Task goal: Repeat every entry exactly as it appears.

Exercise material:
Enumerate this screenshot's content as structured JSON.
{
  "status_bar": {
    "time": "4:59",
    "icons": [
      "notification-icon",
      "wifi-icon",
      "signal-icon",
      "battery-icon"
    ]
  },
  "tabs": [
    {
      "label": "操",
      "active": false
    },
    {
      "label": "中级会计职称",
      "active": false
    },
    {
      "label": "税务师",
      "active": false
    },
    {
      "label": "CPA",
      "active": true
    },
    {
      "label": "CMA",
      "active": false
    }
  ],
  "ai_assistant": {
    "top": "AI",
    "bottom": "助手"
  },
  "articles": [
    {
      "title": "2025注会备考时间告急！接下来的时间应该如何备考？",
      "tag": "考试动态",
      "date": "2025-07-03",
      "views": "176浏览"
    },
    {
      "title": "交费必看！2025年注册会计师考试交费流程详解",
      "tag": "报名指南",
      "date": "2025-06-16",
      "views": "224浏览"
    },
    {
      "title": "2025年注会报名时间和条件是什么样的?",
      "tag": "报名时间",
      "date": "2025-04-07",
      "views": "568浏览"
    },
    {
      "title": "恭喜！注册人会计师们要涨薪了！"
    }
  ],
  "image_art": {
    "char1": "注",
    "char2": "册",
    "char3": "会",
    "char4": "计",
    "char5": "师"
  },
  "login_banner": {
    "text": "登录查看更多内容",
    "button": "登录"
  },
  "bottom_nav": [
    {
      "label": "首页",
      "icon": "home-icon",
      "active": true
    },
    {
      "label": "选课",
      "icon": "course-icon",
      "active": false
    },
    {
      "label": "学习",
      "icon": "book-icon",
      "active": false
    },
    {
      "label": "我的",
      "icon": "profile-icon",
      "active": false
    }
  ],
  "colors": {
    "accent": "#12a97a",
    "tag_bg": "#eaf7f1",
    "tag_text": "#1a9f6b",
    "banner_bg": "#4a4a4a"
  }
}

Solution:
Enumerate this screenshot's content as structured JSON.
{
  "status_bar": {
    "time": "4:59",
    "icons": [
      "notification-icon",
      "wifi-icon",
      "signal-icon",
      "battery-icon"
    ]
  },
  "tabs": [
    {
      "label": "操",
      "active": false
    },
    {
      "label": "中级会计职称",
      "active": false
    },
    {
      "label": "税务师",
      "active": false
    },
    {
      "label": "CPA",
      "active": true
    },
    {
      "label": "CMA",
      "active": false
    }
  ],
  "ai_assistant": {
    "top": "AI",
    "bottom": "助手"
  },
  "articles": [
    {
      "title": "2025注会备考时间告急！接下来的时间应该如何备考？",
      "tag": "考试动态",
      "date": "2025-07-03",
      "views": "176浏览"
    },
    {
      "title": "交费必看！2025年注册会计师考试交费流程详解",
      "tag": "报名指南",
      "date": "2025-06-16",
      "views": "224浏览"
    },
    {
      "title": "2025年注会报名时间和条件是什么样的?",
      "tag": "报名时间",
      "date": "2025-04-07",
      "views": "568浏览"
    },
    {
      "title": "恭喜！注册人会计师们要涨薪了！"
    }
  ],
  "image_art": {
    "char1": "注",
    "char2": "册",
    "char3": "会",
    "char4": "计",
    "char5": "师"
  },
  "login_banner": {
    "text": "登录查看更多内容",
    "button": "登录"
  },
  "bottom_nav": [
    {
      "label": "首页",
      "icon": "home-icon",
      "active": true
    },
    {
      "label": "选课",
      "icon": "course-icon",
      "active": false
    },
    {
      "label": "学习",
      "icon": "book-icon",
      "active": false
    },
    {
      "label": "我的",
      "icon": "profile-icon",
      "active": false
    }
  ],
  "colors": {
    "accent": "#12a97a",
    "tag_bg": "#eaf7f1",
    "tag_text": "#1a9f6b",
    "banner_bg": "#4a4a4a"
  }
}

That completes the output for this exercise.